They have done very well with what little they have, creating some sandals and bringing them to market. It is a future goal to be able to purchase enough materials and tools to create and sell the shoes from the Wheels Of Hope children as a successful enterprise.
Buildings for a school, emergency shelter and a medical clinic are part of their long-range organization plan. Wi-fi connections with computers in their learning centers are also on the list of projects for WOH. Books, paper and pencils all cost money and are what they use now. Not everyone has access to internet learning models during this disabling pandemic.
Creating the model for success by getting access to potable clean water (reducing and eliminating disease) is their immediate pressing project which the RadioCave Foundation is assisting with now.
As our foundation support network grows, the communities we help can grow and improve also. There are 25 children now in the Wheels Of Hope orphanage being helped and thousands in the surrounding village areas.
I'm Rukundo Ivan, the founder of Wheels Of Hope project (established 2017) based in Rukuba Masha Isingiro village in Mbarara district of Uganda.
I'm married to Niwagaba Juliet who is my co director. We are both teachers who are trying to raise consciousness and resources for our impoverished village and orphaned child inhabitants. Most orphan parents died of HIV/AIDS, typhoid (due to standing dirty water shared with animals as only water supply), murder, drug overdose or self neglect.
There are many more things my wife and I are doing for our village, but our vital water of life must come now with your help. When grandparents taking care of these children fall ill or cannot even secure basic needs of living, this is where Wheels of Hope comes to help.
Some of the older children (avoiding street gang and crime life) come to us and help build our wooden wheelbarrows, plant foods and harvest to deliver and sell to villagers. Some young mothers use our wheelbarrows to transport children and their hand-made items and produce to market for sale. They are learning farming and we are creating ways of becoming a self-sustaining village. The younger children are making sandals and learning the traditional ways of their ancestors in the sandal construction.
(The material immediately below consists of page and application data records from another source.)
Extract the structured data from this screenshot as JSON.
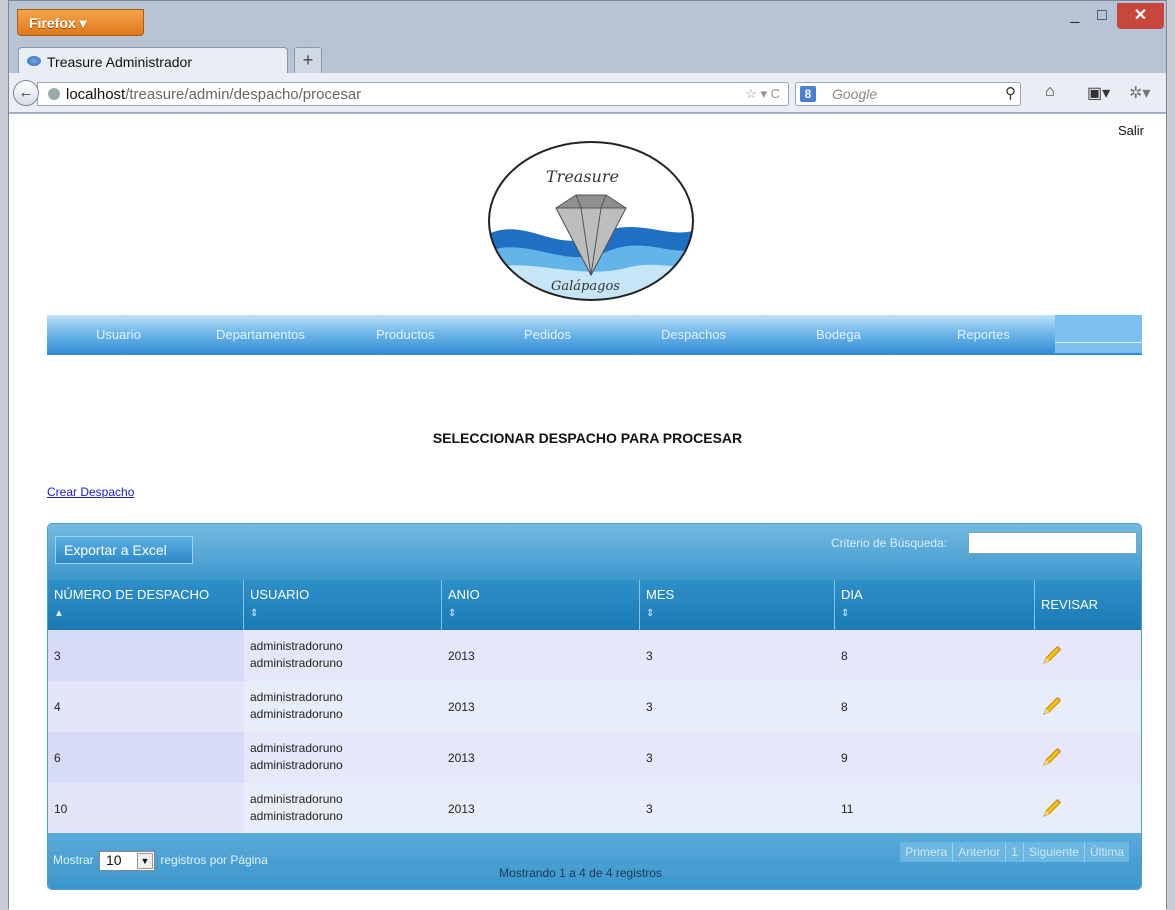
{
  "browser": {
    "app_button": "Firefox",
    "tab_title": "Treasure Administrador",
    "url_host": "localhost",
    "url_path": "/treasure/admin/despacho/procesar",
    "search_placeholder": "Google"
  },
  "page": {
    "logout": "Salir",
    "logo_text_top": "Treasure",
    "logo_text_bottom": "Galápagos",
    "menu": [
      "Usuario",
      "Departamentos",
      "Productos",
      "Pedidos",
      "Despachos",
      "Bodega",
      "Reportes"
    ],
    "heading": "SELECCIONAR DESPACHO PARA PROCESAR",
    "create_link": "Crear Despacho"
  },
  "table": {
    "export_button": "Exportar a Excel",
    "search_label": "Criterio de Búsqueda:",
    "search_value": "",
    "columns": [
      "NÚMERO DE DESPACHO",
      "USUARIO",
      "ANIO",
      "MES",
      "DIA",
      "REVISAR"
    ],
    "rows": [
      {
        "numero": "3",
        "usuario": [
          "administradoruno",
          "administradoruno"
        ],
        "anio": "2013",
        "mes": "3",
        "dia": "8"
      },
      {
        "numero": "4",
        "usuario": [
          "administradoruno",
          "administradoruno"
        ],
        "anio": "2013",
        "mes": "3",
        "dia": "8"
      },
      {
        "numero": "6",
        "usuario": [
          "administradoruno",
          "administradoruno"
        ],
        "anio": "2013",
        "mes": "3",
        "dia": "9"
      },
      {
        "numero": "10",
        "usuario": [
          "administradoruno",
          "administradoruno"
        ],
        "anio": "2013",
        "mes": "3",
        "dia": "11"
      }
    ],
    "length_prefix": "Mostrar",
    "length_value": "10",
    "length_suffix": "registros por Página",
    "info": "Mostrando 1 a 4 de 4 registros",
    "pager": [
      "Primera",
      "Anterior",
      "1",
      "Siguiente",
      "Última"
    ]
  }
}
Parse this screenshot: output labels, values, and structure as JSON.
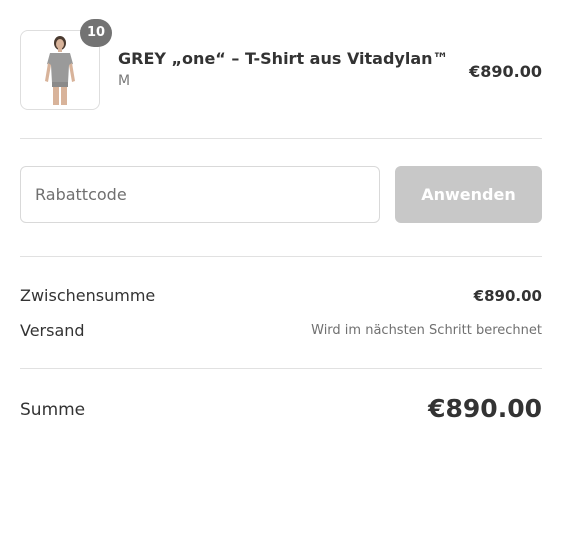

Our greatest immediate challenge (among the many) now is to access clean water. This is mostly a dry area where the valley dams dry up and sit with pestilence-riddled water. The government knows we suffer during dry season to get water as water is life.
Our community and 7 others are now allowed to access main clean city water pipe if each village bears the expense of connecting themselves to the city main pipe.
Our project and associated costs is 100 meters of distance to lay and connect pipe for clean water access. We have worked with Nicholas Seigel (RadioCave Foundation founder) and Penfield Hondros to estimate U.S. dollar project costs converting from our Ugandan shillings.
We ask for $375 as our current fundraising goal today for Wheels of Hope water.
Any amount you can spare is life for another. Thank you for your time and help.
WE HAVE REACHED OUR GOAL!!!!